That makes Nigel Farage and Boris Johnson the politicians of the decade. At the start of it, Farage was crawling out of the wreckage of a light plane that had been towing a “Vote Ukip” banner, and Johnson was, after a shaky start, the re-electable mayor of a Labour-voting world city humming with the dynamism of immigration, much of it from the rest of the EU.
For most of the past 10 years our leaders were Remainers: David Cameron, Nick Clegg, Theresa May; opposed by Ed Miliband and Jeremy Corbyn, a less decided Remainer. But by the end of the decade, Johnson, who only declared for Leave in February 2016, after Cameron failed to renegotiate the terms of UK membership, emerged triumphant.
Only he could finally defeat Farage, who re-entered the fray after May failed to meet the original deadline for Brexit. Only Johnson could force Farage to pave the way, by standing down half his candidates, for the election of a Conservative government that would finally take Britain out. Farage tried to take credit for Johnson’s triumph, claiming during the campaign: “The only reason Boris is prime minister is because, earlier this year, I had had enough. After the launch of the Brexit Party in Coventry in April ... we managed to get rid of the worst prime minister we have ever seen.”
Farage was a significant figure, able to mobilise the activist minority twice during the decade to put pressure on the Conservative Party from the outside. But it was Johnson, Michael Gove and Dominic Cummings who won the referendum – keeping Farage at arm’s length – and it was the same trio (with less of a role for Gove) who won the election.

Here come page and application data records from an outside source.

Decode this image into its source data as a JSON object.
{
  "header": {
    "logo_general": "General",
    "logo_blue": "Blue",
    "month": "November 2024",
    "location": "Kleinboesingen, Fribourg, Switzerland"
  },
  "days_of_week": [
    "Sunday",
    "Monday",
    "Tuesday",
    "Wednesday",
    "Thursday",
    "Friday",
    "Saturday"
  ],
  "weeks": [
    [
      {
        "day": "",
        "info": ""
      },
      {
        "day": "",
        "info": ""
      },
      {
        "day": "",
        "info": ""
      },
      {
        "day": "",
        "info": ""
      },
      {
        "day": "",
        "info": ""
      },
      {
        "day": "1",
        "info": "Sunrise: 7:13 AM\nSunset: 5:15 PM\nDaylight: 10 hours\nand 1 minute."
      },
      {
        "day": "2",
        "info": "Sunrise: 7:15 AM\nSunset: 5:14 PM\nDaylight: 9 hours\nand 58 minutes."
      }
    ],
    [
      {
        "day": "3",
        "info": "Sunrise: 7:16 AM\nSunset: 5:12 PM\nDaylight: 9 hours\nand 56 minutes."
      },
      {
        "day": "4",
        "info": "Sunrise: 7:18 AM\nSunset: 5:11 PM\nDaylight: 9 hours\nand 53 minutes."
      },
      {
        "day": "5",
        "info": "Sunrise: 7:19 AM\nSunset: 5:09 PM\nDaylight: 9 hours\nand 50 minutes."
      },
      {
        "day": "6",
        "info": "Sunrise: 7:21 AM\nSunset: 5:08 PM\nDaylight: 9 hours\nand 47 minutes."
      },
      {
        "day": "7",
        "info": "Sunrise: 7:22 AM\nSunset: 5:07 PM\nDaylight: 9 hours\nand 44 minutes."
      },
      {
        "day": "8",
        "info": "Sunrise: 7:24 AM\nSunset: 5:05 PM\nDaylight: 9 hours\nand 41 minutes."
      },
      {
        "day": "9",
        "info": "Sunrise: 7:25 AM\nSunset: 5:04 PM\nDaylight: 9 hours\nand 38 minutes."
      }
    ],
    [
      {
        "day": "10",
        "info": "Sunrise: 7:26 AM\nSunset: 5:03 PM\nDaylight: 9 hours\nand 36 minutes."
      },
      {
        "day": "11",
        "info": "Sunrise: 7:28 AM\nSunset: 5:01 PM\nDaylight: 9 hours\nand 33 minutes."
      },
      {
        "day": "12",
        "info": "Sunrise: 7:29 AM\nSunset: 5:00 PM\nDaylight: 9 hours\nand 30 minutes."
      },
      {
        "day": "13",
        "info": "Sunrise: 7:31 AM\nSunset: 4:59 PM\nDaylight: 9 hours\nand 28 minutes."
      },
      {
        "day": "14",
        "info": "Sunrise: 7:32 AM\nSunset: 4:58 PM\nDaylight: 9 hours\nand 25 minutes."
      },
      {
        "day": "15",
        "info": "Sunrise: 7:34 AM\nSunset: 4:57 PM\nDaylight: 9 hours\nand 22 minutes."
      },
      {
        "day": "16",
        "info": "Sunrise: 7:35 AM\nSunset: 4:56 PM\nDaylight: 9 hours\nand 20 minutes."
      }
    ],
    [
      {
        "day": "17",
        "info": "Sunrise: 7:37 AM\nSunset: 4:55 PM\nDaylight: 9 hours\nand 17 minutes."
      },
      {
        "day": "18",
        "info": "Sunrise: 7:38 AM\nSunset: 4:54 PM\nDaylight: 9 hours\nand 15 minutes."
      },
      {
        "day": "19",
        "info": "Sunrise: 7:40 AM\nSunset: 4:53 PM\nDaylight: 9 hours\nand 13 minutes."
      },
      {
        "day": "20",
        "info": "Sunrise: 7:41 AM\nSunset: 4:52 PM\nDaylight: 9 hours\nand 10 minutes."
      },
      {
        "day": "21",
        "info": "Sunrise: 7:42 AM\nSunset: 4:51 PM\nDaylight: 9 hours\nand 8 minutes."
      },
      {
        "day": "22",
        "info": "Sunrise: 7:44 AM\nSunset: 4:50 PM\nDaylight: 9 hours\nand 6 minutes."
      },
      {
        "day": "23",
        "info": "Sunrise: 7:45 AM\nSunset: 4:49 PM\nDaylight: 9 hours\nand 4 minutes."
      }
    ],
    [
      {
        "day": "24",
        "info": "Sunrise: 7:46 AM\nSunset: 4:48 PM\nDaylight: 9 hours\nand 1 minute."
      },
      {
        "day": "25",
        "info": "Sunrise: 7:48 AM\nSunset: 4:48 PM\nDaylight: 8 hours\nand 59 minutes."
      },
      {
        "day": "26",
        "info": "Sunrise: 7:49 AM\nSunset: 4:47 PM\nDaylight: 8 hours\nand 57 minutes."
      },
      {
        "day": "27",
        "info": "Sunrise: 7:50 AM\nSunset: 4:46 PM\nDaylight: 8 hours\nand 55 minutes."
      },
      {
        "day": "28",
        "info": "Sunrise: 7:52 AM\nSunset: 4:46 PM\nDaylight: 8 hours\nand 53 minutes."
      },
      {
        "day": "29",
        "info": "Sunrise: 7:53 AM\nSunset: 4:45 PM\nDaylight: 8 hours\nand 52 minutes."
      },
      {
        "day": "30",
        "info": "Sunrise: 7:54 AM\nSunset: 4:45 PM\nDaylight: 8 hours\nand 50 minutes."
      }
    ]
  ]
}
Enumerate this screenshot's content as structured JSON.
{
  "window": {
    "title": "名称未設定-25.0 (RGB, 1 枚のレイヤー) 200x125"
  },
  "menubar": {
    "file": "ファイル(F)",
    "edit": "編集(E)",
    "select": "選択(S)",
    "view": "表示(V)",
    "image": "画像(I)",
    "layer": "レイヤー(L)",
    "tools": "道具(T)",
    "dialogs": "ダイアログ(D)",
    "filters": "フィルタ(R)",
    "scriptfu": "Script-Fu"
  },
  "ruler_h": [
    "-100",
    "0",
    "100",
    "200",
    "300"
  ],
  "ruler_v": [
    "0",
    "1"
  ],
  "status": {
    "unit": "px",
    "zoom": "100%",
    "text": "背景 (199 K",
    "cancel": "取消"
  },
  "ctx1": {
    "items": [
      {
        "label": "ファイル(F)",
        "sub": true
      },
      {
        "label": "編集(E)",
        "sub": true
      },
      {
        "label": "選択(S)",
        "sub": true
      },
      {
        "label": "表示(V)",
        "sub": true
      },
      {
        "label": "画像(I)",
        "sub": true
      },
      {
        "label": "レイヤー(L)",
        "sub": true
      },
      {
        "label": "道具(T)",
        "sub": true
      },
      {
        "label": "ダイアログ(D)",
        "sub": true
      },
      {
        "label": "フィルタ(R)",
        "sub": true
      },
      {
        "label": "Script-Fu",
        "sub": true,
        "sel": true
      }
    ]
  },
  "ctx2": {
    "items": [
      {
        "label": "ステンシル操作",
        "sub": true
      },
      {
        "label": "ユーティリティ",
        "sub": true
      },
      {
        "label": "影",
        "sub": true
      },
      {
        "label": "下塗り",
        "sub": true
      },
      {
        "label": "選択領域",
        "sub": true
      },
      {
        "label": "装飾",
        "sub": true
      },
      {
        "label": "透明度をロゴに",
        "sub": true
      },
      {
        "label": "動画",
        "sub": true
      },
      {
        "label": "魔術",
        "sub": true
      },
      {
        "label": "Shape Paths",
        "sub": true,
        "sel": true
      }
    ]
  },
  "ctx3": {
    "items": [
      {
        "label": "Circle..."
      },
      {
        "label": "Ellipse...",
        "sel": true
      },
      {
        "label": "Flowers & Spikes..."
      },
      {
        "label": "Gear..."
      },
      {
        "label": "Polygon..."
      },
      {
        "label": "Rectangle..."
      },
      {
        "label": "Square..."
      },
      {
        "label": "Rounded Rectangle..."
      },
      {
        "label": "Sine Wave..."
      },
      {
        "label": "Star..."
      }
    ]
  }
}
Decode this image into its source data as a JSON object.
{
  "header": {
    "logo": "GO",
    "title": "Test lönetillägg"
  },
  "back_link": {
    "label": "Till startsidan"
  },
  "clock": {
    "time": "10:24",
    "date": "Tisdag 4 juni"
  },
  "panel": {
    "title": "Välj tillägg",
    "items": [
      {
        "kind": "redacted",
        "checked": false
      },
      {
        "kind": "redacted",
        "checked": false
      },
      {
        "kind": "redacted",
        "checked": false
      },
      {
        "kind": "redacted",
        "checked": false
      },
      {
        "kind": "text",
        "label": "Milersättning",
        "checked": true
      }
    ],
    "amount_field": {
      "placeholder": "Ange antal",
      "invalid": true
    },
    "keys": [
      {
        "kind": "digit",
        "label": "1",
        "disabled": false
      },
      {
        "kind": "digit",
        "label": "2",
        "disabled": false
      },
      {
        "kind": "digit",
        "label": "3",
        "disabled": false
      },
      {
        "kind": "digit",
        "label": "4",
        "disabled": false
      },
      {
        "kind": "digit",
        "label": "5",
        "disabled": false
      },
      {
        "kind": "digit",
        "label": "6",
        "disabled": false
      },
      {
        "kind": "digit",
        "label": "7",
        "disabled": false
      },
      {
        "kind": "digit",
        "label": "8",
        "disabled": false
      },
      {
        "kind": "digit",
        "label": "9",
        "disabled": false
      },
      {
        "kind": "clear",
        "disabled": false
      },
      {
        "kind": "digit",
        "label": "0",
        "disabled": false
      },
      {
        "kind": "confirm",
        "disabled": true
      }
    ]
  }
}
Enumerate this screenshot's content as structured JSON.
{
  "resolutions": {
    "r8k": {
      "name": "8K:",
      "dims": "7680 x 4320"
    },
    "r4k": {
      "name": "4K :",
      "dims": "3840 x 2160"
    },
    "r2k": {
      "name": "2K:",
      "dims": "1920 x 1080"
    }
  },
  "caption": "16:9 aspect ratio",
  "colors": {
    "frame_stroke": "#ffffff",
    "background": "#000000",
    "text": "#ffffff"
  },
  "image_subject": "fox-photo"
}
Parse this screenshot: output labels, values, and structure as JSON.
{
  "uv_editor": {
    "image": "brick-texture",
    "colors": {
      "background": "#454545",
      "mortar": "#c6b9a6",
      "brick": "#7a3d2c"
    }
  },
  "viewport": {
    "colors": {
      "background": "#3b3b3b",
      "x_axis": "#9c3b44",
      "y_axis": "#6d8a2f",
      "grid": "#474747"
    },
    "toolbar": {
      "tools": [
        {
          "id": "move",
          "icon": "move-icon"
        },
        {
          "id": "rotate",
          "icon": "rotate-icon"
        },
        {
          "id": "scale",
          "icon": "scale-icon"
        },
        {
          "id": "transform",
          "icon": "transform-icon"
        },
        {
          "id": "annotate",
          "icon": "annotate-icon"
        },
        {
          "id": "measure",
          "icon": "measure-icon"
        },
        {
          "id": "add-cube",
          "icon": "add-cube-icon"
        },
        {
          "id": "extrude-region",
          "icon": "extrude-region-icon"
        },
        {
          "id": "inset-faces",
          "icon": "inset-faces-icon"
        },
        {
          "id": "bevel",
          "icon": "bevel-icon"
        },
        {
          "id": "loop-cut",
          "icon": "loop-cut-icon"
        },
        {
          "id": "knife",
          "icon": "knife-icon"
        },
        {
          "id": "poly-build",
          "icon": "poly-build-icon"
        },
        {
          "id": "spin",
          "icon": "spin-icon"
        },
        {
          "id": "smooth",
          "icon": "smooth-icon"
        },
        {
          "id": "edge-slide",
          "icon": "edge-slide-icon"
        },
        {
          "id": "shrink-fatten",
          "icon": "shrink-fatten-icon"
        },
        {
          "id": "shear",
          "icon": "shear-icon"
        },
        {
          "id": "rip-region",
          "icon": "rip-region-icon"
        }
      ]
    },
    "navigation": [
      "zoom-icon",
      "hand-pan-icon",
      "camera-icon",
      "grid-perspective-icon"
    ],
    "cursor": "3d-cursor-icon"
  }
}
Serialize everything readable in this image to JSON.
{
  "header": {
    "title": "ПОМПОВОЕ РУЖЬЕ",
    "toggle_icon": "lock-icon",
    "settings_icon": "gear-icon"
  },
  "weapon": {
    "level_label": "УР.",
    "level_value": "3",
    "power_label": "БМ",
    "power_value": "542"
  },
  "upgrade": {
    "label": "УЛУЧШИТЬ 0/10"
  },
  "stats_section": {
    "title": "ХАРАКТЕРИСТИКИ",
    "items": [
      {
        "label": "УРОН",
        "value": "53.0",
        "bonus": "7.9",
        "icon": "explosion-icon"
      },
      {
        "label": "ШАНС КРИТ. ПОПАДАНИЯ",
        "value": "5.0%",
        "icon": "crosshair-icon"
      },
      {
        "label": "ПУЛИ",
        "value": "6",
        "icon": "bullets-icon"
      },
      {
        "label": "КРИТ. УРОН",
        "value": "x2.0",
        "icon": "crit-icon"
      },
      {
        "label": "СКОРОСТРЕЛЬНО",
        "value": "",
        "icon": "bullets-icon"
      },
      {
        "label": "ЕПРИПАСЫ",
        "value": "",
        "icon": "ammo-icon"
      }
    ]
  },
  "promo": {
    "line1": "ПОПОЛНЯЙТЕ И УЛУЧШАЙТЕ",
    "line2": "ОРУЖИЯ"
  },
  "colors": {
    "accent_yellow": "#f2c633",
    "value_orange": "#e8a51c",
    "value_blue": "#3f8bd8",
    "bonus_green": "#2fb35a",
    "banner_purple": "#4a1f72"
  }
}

The Brexit decade will end, then, on 31 January 2020, a month late. The word will fade down the list of popular internet search terms. The department will be closed down. And Boris Johnson, the Brexit prime minister, invited the new parliament to look to the future: “Just imagine where this country could be in 10 years’ time.” Having triumphed in this decade, he intends to dominate the next.